-- Opening Marker --
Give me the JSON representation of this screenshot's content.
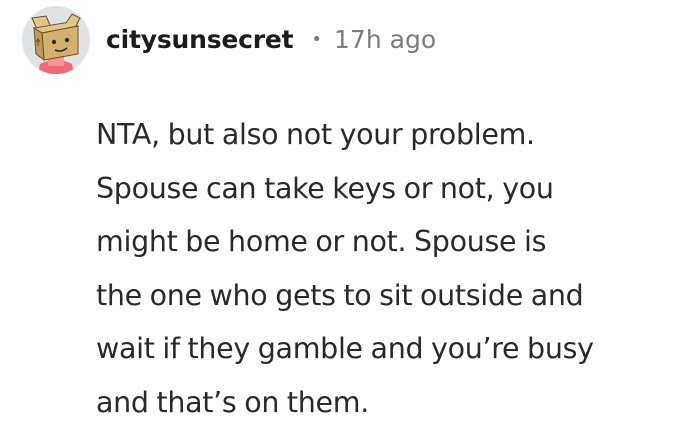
{
  "comment": {
    "author": "citysunsecret",
    "separator": "•",
    "timestamp": "17h ago",
    "avatar_icon": "cardboard-box-avatar-icon",
    "body_lines": [
      "NTA, but also not your problem.",
      "Spouse can take keys or not, you",
      "might be home or not. Spouse is",
      "the one who gets to sit outside and",
      "wait if they gamble and you’re busy",
      "and that’s on them."
    ]
  },
  "colors": {
    "username": "#1c1c1c",
    "meta": "#7c7c7c",
    "body": "#2a2a2a",
    "avatar_bg": "#dfe3e6"
  }
}
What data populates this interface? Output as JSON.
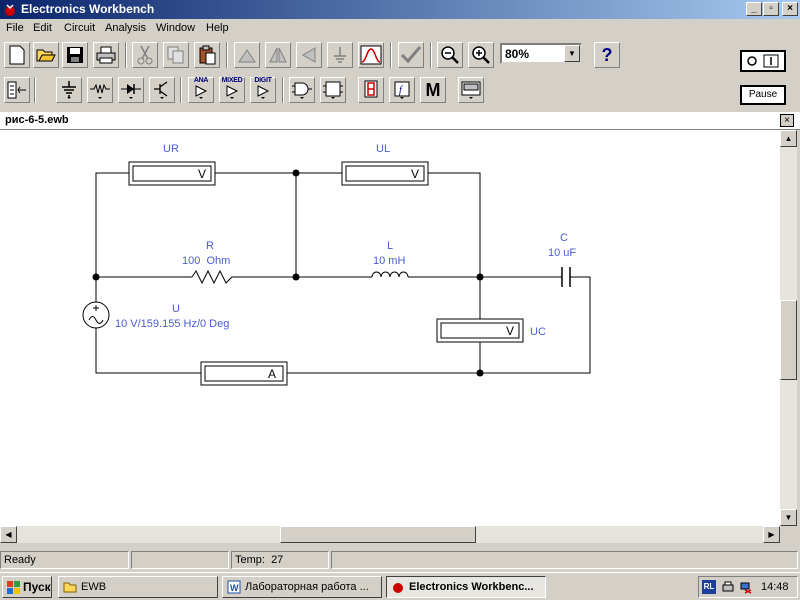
{
  "window": {
    "title": "Electronics Workbench",
    "controls": [
      "_",
      "▫",
      "×"
    ]
  },
  "menu": [
    "File",
    "Edit",
    "Circuit",
    "Analysis",
    "Window",
    "Help"
  ],
  "toolbar": {
    "zoom_value": "80%",
    "help_label": "?",
    "pause_label": "Pause",
    "parts_labels": {
      "analog": "ANA",
      "mixed": "MIXED",
      "digital": "DIGIT"
    },
    "misc_label": "M"
  },
  "document": {
    "filename": "рис-6-5.ewb",
    "close_label": "×"
  },
  "circuit": {
    "meters": [
      {
        "id": "UR",
        "label": "UR",
        "unit": "V"
      },
      {
        "id": "UL",
        "label": "UL",
        "unit": "V"
      },
      {
        "id": "UC",
        "label": "UC",
        "unit": "V"
      },
      {
        "id": "A",
        "label": "",
        "unit": "A"
      }
    ],
    "resistor": {
      "name": "R",
      "value": "100  Ohm"
    },
    "inductor": {
      "name": "L",
      "value": "10 mH"
    },
    "capacitor": {
      "name": "C",
      "value": "10 uF"
    },
    "source": {
      "name": "U",
      "value": "10 V/159.155 Hz/0 Deg"
    },
    "wire_color": "#000000",
    "label_color": "#4a5bd3"
  },
  "status": {
    "message": "Ready",
    "middle": "",
    "temp": "Temp:  27",
    "extra": ""
  },
  "taskbar": {
    "start": "Пуск",
    "tasks": [
      {
        "label": "EWB",
        "active": false
      },
      {
        "label": "Лабораторная работа ...",
        "active": false
      },
      {
        "label": "Electronics Workbenc...",
        "active": true
      }
    ],
    "tray_lang": "RL",
    "clock": "14:48"
  }
}
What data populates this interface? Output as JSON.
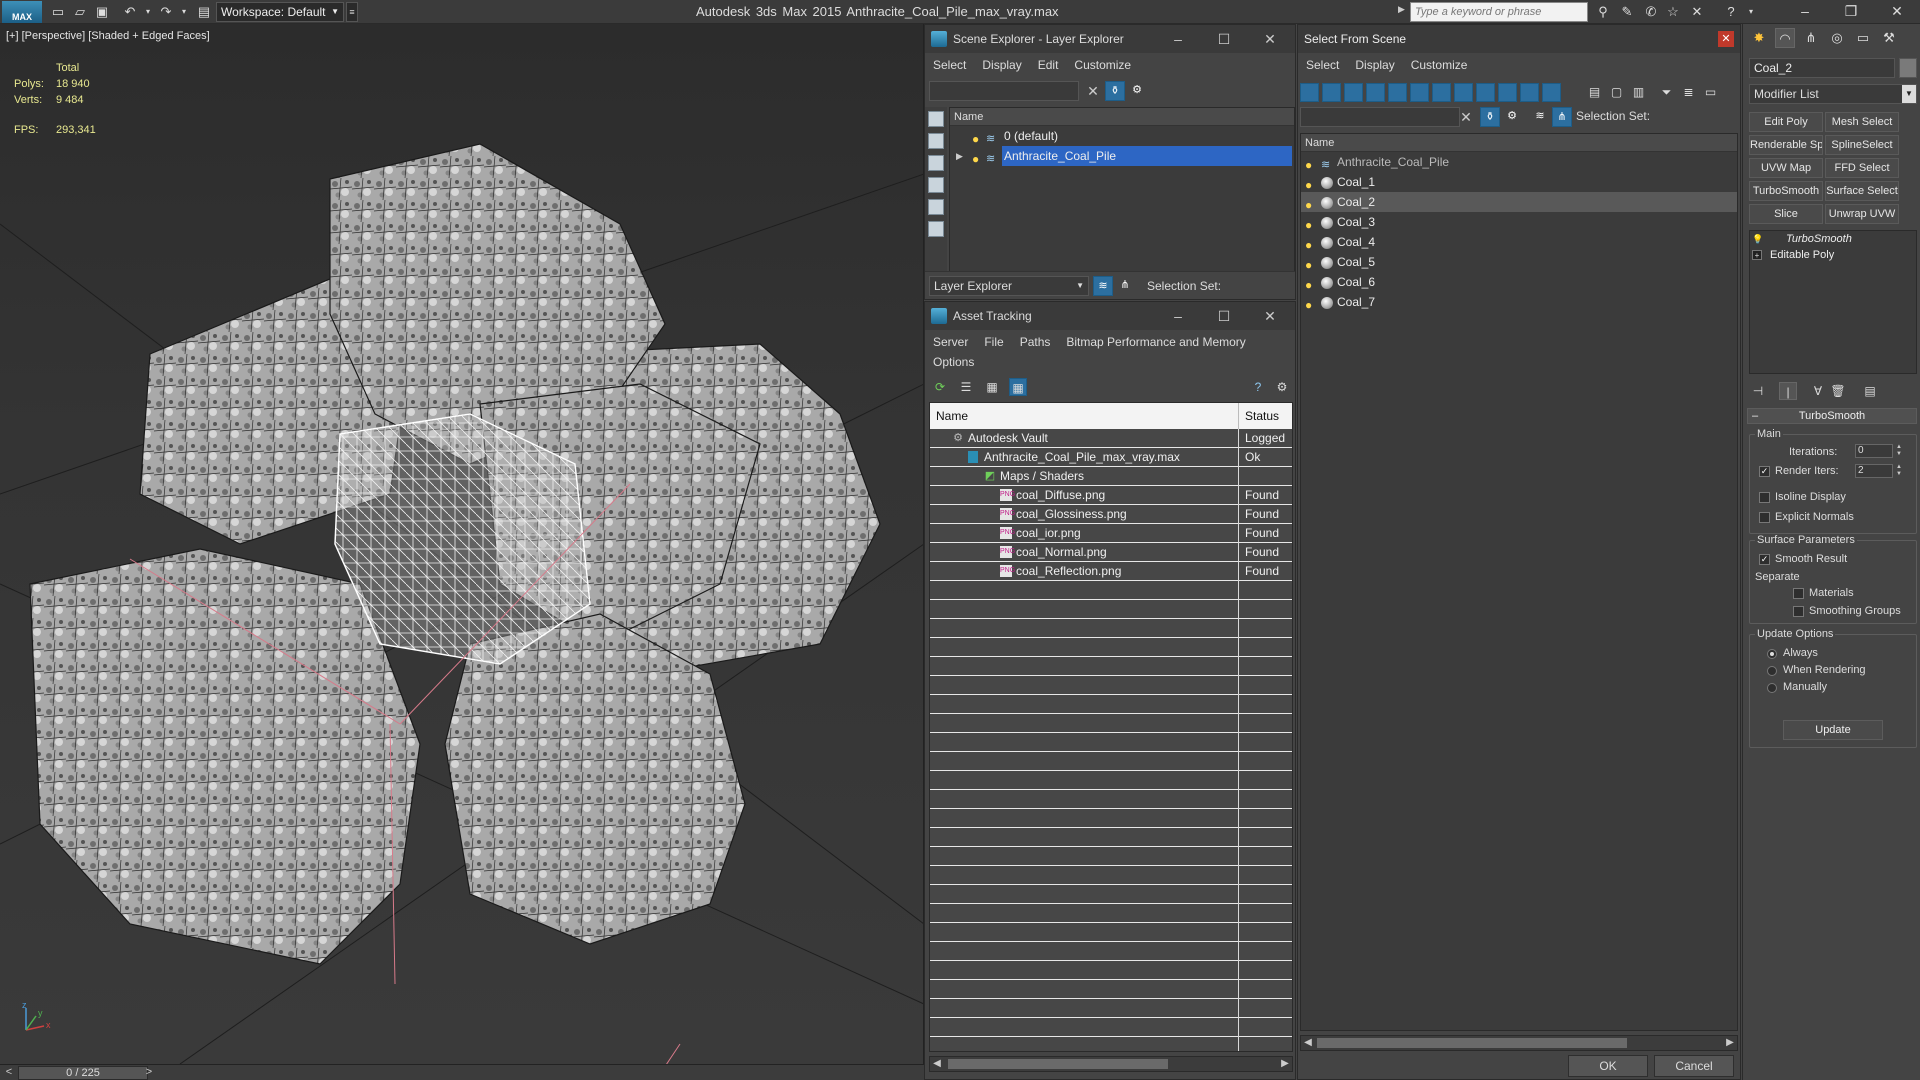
{
  "titlebar": {
    "logo": "MAX",
    "workspace_label": "Workspace: Default",
    "app_title": "Autodesk 3ds Max  2015      Anthracite_Coal_Pile_max_vray.max",
    "search_placeholder": "Type a keyword or phrase"
  },
  "viewport": {
    "label": "[+] [Perspective] [Shaded + Edged Faces]",
    "stats": {
      "header": "Total",
      "polys_label": "Polys:",
      "polys_value": "18 940",
      "verts_label": "Verts:",
      "verts_value": "9 484",
      "fps_label": "FPS:",
      "fps_value": "293,341"
    },
    "axes": {
      "x": "x",
      "y": "y",
      "z": "z"
    }
  },
  "timeline": {
    "frame_display": "0 / 225",
    "prev": "<",
    "next": ">"
  },
  "scene_explorer": {
    "title": "Scene Explorer - Layer Explorer",
    "menus": [
      "Select",
      "Display",
      "Edit",
      "Customize"
    ],
    "column_name": "Name",
    "rows": [
      {
        "label": "0 (default)",
        "selected": false
      },
      {
        "label": "Anthracite_Coal_Pile",
        "selected": true
      }
    ],
    "explorer_dropdown": "Layer Explorer",
    "selection_set_label": "Selection Set:"
  },
  "asset_tracking": {
    "title": "Asset Tracking",
    "menus_row1": [
      "Server",
      "File",
      "Paths",
      "Bitmap Performance and Memory"
    ],
    "menus_row2": [
      "Options"
    ],
    "col_name": "Name",
    "col_status": "Status",
    "rows": [
      {
        "name": "Autodesk Vault",
        "status": "Logged",
        "kind": "vault"
      },
      {
        "name": "Anthracite_Coal_Pile_max_vray.max",
        "status": "Ok",
        "kind": "max"
      },
      {
        "name": "Maps / Shaders",
        "status": "",
        "kind": "folder"
      },
      {
        "name": "coal_Diffuse.png",
        "status": "Found",
        "kind": "png"
      },
      {
        "name": "coal_Glossiness.png",
        "status": "Found",
        "kind": "png"
      },
      {
        "name": "coal_ior.png",
        "status": "Found",
        "kind": "png"
      },
      {
        "name": "coal_Normal.png",
        "status": "Found",
        "kind": "png"
      },
      {
        "name": "coal_Reflection.png",
        "status": "Found",
        "kind": "png"
      }
    ]
  },
  "select_from_scene": {
    "title": "Select From Scene",
    "menus": [
      "Select",
      "Display",
      "Customize"
    ],
    "selection_set_label": "Selection Set:",
    "column_name": "Name",
    "rows": [
      {
        "label": "Anthracite_Coal_Pile",
        "kind": "layer",
        "selected": false
      },
      {
        "label": "Coal_1",
        "kind": "object",
        "selected": false
      },
      {
        "label": "Coal_2",
        "kind": "object",
        "selected": true
      },
      {
        "label": "Coal_3",
        "kind": "object",
        "selected": false
      },
      {
        "label": "Coal_4",
        "kind": "object",
        "selected": false
      },
      {
        "label": "Coal_5",
        "kind": "object",
        "selected": false
      },
      {
        "label": "Coal_6",
        "kind": "object",
        "selected": false
      },
      {
        "label": "Coal_7",
        "kind": "object",
        "selected": false
      }
    ],
    "ok_label": "OK",
    "cancel_label": "Cancel"
  },
  "command_panel": {
    "object_name": "Coal_2",
    "modifier_list_label": "Modifier List",
    "modifier_buttons": [
      "Edit Poly",
      "Mesh Select",
      "Renderable Spline",
      "SplineSelect",
      "UVW Map",
      "FFD Select",
      "TurboSmooth",
      "Surface Select",
      "Slice",
      "Unwrap UVW"
    ],
    "stack": [
      {
        "label": "TurboSmooth",
        "kind": "modifier"
      },
      {
        "label": "Editable Poly",
        "kind": "base"
      }
    ],
    "rollout": {
      "title": "TurboSmooth",
      "main_label": "Main",
      "iterations_label": "Iterations:",
      "iterations_value": "0",
      "render_iters_label": "Render Iters:",
      "render_iters_value": "2",
      "render_iters_checked": true,
      "isoline_label": "Isoline Display",
      "explicit_normals_label": "Explicit Normals",
      "surface_params_label": "Surface Parameters",
      "smooth_result_label": "Smooth Result",
      "separate_label": "Separate",
      "materials_label": "Materials",
      "smoothing_groups_label": "Smoothing Groups",
      "update_options_label": "Update Options",
      "always_label": "Always",
      "when_rendering_label": "When Rendering",
      "manually_label": "Manually",
      "update_button": "Update"
    }
  },
  "colors": {
    "accent": "#2d66c4",
    "stats_text": "#e8e890",
    "bulb": "#ffd84a"
  }
}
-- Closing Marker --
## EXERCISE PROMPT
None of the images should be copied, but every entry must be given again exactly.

## RESULT OF THIS TASK
Give me the JSON representation of this screenshot's content.
{
  "comment": {
    "author": "citysunsecret",
    "separator": "•",
    "timestamp": "17h ago",
    "avatar_icon": "cardboard-box-avatar-icon",
    "body_lines": [
      "NTA, but also not your problem.",
      "Spouse can take keys or not, you",
      "might be home or not. Spouse is",
      "the one who gets to sit outside and",
      "wait if they gamble and you’re busy",
      "and that’s on them."
    ]
  },
  "colors": {
    "username": "#1c1c1c",
    "meta": "#7c7c7c",
    "body": "#2a2a2a",
    "avatar_bg": "#dfe3e6"
  }
}
What data populates this interface? Output as JSON.
{
  "window": {
    "title": "Electronics Workbench",
    "controls": [
      "_",
      "▫",
      "×"
    ]
  },
  "menu": [
    "File",
    "Edit",
    "Circuit",
    "Analysis",
    "Window",
    "Help"
  ],
  "toolbar": {
    "zoom_value": "80%",
    "help_label": "?",
    "pause_label": "Pause",
    "parts_labels": {
      "analog": "ANA",
      "mixed": "MIXED",
      "digital": "DIGIT"
    },
    "misc_label": "M"
  },
  "document": {
    "filename": "рис-6-5.ewb",
    "close_label": "×"
  },
  "circuit": {
    "meters": [
      {
        "id": "UR",
        "label": "UR",
        "unit": "V"
      },
      {
        "id": "UL",
        "label": "UL",
        "unit": "V"
      },
      {
        "id": "UC",
        "label": "UC",
        "unit": "V"
      },
      {
        "id": "A",
        "label": "",
        "unit": "A"
      }
    ],
    "resistor": {
      "name": "R",
      "value": "100  Ohm"
    },
    "inductor": {
      "name": "L",
      "value": "10 mH"
    },
    "capacitor": {
      "name": "C",
      "value": "10 uF"
    },
    "source": {
      "name": "U",
      "value": "10 V/159.155 Hz/0 Deg"
    },
    "wire_color": "#000000",
    "label_color": "#4a5bd3"
  },
  "status": {
    "message": "Ready",
    "middle": "",
    "temp": "Temp:  27",
    "extra": ""
  },
  "taskbar": {
    "start": "Пуск",
    "tasks": [
      {
        "label": "EWB",
        "active": false
      },
      {
        "label": "Лабораторная работа ...",
        "active": false
      },
      {
        "label": "Electronics Workbenc...",
        "active": true
      }
    ],
    "tray_lang": "RL",
    "clock": "14:48"
  }
}
What data populates this interface? Output as JSON.
{
  "titlebar": {
    "logo": "MAX",
    "workspace_label": "Workspace: Default",
    "app_title": "Autodesk 3ds Max  2015      Anthracite_Coal_Pile_max_vray.max",
    "search_placeholder": "Type a keyword or phrase"
  },
  "viewport": {
    "label": "[+] [Perspective] [Shaded + Edged Faces]",
    "stats": {
      "header": "Total",
      "polys_label": "Polys:",
      "polys_value": "18 940",
      "verts_label": "Verts:",
      "verts_value": "9 484",
      "fps_label": "FPS:",
      "fps_value": "293,341"
    },
    "axes": {
      "x": "x",
      "y": "y",
      "z": "z"
    }
  },
  "timeline": {
    "frame_display": "0 / 225",
    "prev": "<",
    "next": ">"
  },
  "scene_explorer": {
    "title": "Scene Explorer - Layer Explorer",
    "menus": [
      "Select",
      "Display",
      "Edit",
      "Customize"
    ],
    "column_name": "Name",
    "rows": [
      {
        "label": "0 (default)",
        "selected": false
      },
      {
        "label": "Anthracite_Coal_Pile",
        "selected": true
      }
    ],
    "explorer_dropdown": "Layer Explorer",
    "selection_set_label": "Selection Set:"
  },
  "asset_tracking": {
    "title": "Asset Tracking",
    "menus_row1": [
      "Server",
      "File",
      "Paths",
      "Bitmap Performance and Memory"
    ],
    "menus_row2": [
      "Options"
    ],
    "col_name": "Name",
    "col_status": "Status",
    "rows": [
      {
        "name": "Autodesk Vault",
        "status": "Logged",
        "kind": "vault"
      },
      {
        "name": "Anthracite_Coal_Pile_max_vray.max",
        "status": "Ok",
        "kind": "max"
      },
      {
        "name": "Maps / Shaders",
        "status": "",
        "kind": "folder"
      },
      {
        "name": "coal_Diffuse.png",
        "status": "Found",
        "kind": "png"
      },
      {
        "name": "coal_Glossiness.png",
        "status": "Found",
        "kind": "png"
      },
      {
        "name": "coal_ior.png",
        "status": "Found",
        "kind": "png"
      },
      {
        "name": "coal_Normal.png",
        "status": "Found",
        "kind": "png"
      },
      {
        "name": "coal_Reflection.png",
        "status": "Found",
        "kind": "png"
      }
    ]
  },
  "select_from_scene": {
    "title": "Select From Scene",
    "menus": [
      "Select",
      "Display",
      "Customize"
    ],
    "selection_set_label": "Selection Set:",
    "column_name": "Name",
    "rows": [
      {
        "label": "Anthracite_Coal_Pile",
        "kind": "layer",
        "selected": false
      },
      {
        "label": "Coal_1",
        "kind": "object",
        "selected": false
      },
      {
        "label": "Coal_2",
        "kind": "object",
        "selected": true
      },
      {
        "label": "Coal_3",
        "kind": "object",
        "selected": false
      },
      {
        "label": "Coal_4",
        "kind": "object",
        "selected": false
      },
      {
        "label": "Coal_5",
        "kind": "object",
        "selected": false
      },
      {
        "label": "Coal_6",
        "kind": "object",
        "selected": false
      },
      {
        "label": "Coal_7",
        "kind": "object",
        "selected": false
      }
    ],
    "ok_label": "OK",
    "cancel_label": "Cancel"
  },
  "command_panel": {
    "object_name": "Coal_2",
    "modifier_list_label": "Modifier List",
    "modifier_buttons": [
      "Edit Poly",
      "Mesh Select",
      "Renderable Spline",
      "SplineSelect",
      "UVW Map",
      "FFD Select",
      "TurboSmooth",
      "Surface Select",
      "Slice",
      "Unwrap UVW"
    ],
    "stack": [
      {
        "label": "TurboSmooth",
        "kind": "modifier"
      },
      {
        "label": "Editable Poly",
        "kind": "base"
      }
    ],
    "rollout": {
      "title": "TurboSmooth",
      "main_label": "Main",
      "iterations_label": "Iterations:",
      "iterations_value": "0",
      "render_iters_label": "Render Iters:",
      "render_iters_value": "2",
      "render_iters_checked": true,
      "isoline_label": "Isoline Display",
      "explicit_normals_label": "Explicit Normals",
      "surface_params_label": "Surface Parameters",
      "smooth_result_label": "Smooth Result",
      "separate_label": "Separate",
      "materials_label": "Materials",
      "smoothing_groups_label": "Smoothing Groups",
      "update_options_label": "Update Options",
      "always_label": "Always",
      "when_rendering_label": "When Rendering",
      "manually_label": "Manually",
      "update_button": "Update"
    }
  },
  "colors": {
    "accent": "#2d66c4",
    "stats_text": "#e8e890",
    "bulb": "#ffd84a"
  }
}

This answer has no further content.